* _TASK TO CARRY OUT_
Retype the listing below, keeping every line the same.

*** TASK INPUTS Section Begins ***

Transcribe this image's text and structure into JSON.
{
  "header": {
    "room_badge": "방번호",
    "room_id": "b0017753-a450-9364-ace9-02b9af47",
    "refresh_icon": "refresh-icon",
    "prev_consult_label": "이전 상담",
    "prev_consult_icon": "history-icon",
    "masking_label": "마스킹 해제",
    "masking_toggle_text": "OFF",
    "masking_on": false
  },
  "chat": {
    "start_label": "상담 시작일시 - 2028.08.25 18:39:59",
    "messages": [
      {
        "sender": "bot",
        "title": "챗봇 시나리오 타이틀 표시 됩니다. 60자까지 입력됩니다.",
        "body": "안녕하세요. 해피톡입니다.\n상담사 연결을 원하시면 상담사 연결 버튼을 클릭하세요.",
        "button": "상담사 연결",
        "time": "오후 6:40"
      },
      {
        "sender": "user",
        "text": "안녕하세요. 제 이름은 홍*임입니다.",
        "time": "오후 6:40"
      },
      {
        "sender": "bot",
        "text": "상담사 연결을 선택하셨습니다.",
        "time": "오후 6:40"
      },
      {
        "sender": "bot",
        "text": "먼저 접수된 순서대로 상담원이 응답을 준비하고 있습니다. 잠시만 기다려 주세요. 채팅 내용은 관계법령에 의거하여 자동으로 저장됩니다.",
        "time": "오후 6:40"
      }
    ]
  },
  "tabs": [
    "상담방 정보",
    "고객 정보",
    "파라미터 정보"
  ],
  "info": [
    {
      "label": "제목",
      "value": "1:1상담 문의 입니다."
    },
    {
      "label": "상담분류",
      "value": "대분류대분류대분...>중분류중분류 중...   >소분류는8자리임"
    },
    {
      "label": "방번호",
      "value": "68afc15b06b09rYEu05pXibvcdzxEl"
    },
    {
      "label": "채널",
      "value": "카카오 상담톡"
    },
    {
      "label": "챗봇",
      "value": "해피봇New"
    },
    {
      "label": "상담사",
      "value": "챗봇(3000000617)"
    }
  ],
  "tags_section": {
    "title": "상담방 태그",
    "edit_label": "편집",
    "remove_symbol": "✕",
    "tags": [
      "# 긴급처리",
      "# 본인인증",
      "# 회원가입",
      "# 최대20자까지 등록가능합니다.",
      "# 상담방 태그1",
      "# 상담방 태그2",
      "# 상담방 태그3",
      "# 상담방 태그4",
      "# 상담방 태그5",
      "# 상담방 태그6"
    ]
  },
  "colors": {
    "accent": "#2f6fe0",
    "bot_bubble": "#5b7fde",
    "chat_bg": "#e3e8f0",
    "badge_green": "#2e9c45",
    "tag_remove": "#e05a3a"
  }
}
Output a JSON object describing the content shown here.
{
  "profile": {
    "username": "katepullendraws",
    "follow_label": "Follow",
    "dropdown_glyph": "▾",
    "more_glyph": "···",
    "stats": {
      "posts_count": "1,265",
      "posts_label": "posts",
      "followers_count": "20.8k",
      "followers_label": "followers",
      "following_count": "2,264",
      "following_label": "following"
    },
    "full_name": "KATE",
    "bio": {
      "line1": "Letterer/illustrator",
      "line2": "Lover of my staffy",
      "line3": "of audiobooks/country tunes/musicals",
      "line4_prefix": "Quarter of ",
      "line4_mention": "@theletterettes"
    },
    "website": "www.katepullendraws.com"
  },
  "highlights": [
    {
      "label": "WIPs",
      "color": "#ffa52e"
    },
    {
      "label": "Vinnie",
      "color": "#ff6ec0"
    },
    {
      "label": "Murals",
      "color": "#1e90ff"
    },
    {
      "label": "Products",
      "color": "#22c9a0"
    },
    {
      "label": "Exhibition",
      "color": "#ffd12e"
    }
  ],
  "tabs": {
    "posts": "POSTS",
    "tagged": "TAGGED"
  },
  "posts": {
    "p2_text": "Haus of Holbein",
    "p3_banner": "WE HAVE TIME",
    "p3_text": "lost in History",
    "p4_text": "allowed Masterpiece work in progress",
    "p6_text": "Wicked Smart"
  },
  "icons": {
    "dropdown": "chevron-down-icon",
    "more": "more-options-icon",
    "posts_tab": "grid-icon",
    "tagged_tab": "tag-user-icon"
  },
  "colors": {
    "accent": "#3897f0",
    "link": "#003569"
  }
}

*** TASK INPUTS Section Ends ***

* _THE ANSWER_
Transcribe this image's text and structure into JSON.
{
  "header": {
    "room_badge": "방번호",
    "room_id": "b0017753-a450-9364-ace9-02b9af47",
    "refresh_icon": "refresh-icon",
    "prev_consult_label": "이전 상담",
    "prev_consult_icon": "history-icon",
    "masking_label": "마스킹 해제",
    "masking_toggle_text": "OFF",
    "masking_on": false
  },
  "chat": {
    "start_label": "상담 시작일시 - 2028.08.25 18:39:59",
    "messages": [
      {
        "sender": "bot",
        "title": "챗봇 시나리오 타이틀 표시 됩니다. 60자까지 입력됩니다.",
        "body": "안녕하세요. 해피톡입니다.\n상담사 연결을 원하시면 상담사 연결 버튼을 클릭하세요.",
        "button": "상담사 연결",
        "time": "오후 6:40"
      },
      {
        "sender": "user",
        "text": "안녕하세요. 제 이름은 홍*임입니다.",
        "time": "오후 6:40"
      },
      {
        "sender": "bot",
        "text": "상담사 연결을 선택하셨습니다.",
        "time": "오후 6:40"
      },
      {
        "sender": "bot",
        "text": "먼저 접수된 순서대로 상담원이 응답을 준비하고 있습니다. 잠시만 기다려 주세요. 채팅 내용은 관계법령에 의거하여 자동으로 저장됩니다.",
        "time": "오후 6:40"
      }
    ]
  },
  "tabs": [
    "상담방 정보",
    "고객 정보",
    "파라미터 정보"
  ],
  "info": [
    {
      "label": "제목",
      "value": "1:1상담 문의 입니다."
    },
    {
      "label": "상담분류",
      "value": "대분류대분류대분...>중분류중분류 중...   >소분류는8자리임"
    },
    {
      "label": "방번호",
      "value": "68afc15b06b09rYEu05pXibvcdzxEl"
    },
    {
      "label": "채널",
      "value": "카카오 상담톡"
    },
    {
      "label": "챗봇",
      "value": "해피봇New"
    },
    {
      "label": "상담사",
      "value": "챗봇(3000000617)"
    }
  ],
  "tags_section": {
    "title": "상담방 태그",
    "edit_label": "편집",
    "remove_symbol": "✕",
    "tags": [
      "# 긴급처리",
      "# 본인인증",
      "# 회원가입",
      "# 최대20자까지 등록가능합니다.",
      "# 상담방 태그1",
      "# 상담방 태그2",
      "# 상담방 태그3",
      "# 상담방 태그4",
      "# 상담방 태그5",
      "# 상담방 태그6"
    ]
  },
  "colors": {
    "accent": "#2f6fe0",
    "bot_bubble": "#5b7fde",
    "chat_bg": "#e3e8f0",
    "badge_green": "#2e9c45",
    "tag_remove": "#e05a3a"
  }
}
Output a JSON object describing the content shown here.
{
  "profile": {
    "username": "katepullendraws",
    "follow_label": "Follow",
    "dropdown_glyph": "▾",
    "more_glyph": "···",
    "stats": {
      "posts_count": "1,265",
      "posts_label": "posts",
      "followers_count": "20.8k",
      "followers_label": "followers",
      "following_count": "2,264",
      "following_label": "following"
    },
    "full_name": "KATE",
    "bio": {
      "line1": "Letterer/illustrator",
      "line2": "Lover of my staffy",
      "line3": "of audiobooks/country tunes/musicals",
      "line4_prefix": "Quarter of ",
      "line4_mention": "@theletterettes"
    },
    "website": "www.katepullendraws.com"
  },
  "highlights": [
    {
      "label": "WIPs",
      "color": "#ffa52e"
    },
    {
      "label": "Vinnie",
      "color": "#ff6ec0"
    },
    {
      "label": "Murals",
      "color": "#1e90ff"
    },
    {
      "label": "Products",
      "color": "#22c9a0"
    },
    {
      "label": "Exhibition",
      "color": "#ffd12e"
    }
  ],
  "tabs": {
    "posts": "POSTS",
    "tagged": "TAGGED"
  },
  "posts": {
    "p2_text": "Haus of Holbein",
    "p3_banner": "WE HAVE TIME",
    "p3_text": "lost in History",
    "p4_text": "allowed Masterpiece work in progress",
    "p6_text": "Wicked Smart"
  },
  "icons": {
    "dropdown": "chevron-down-icon",
    "more": "more-options-icon",
    "posts_tab": "grid-icon",
    "tagged_tab": "tag-user-icon"
  },
  "colors": {
    "accent": "#3897f0",
    "link": "#003569"
  }
}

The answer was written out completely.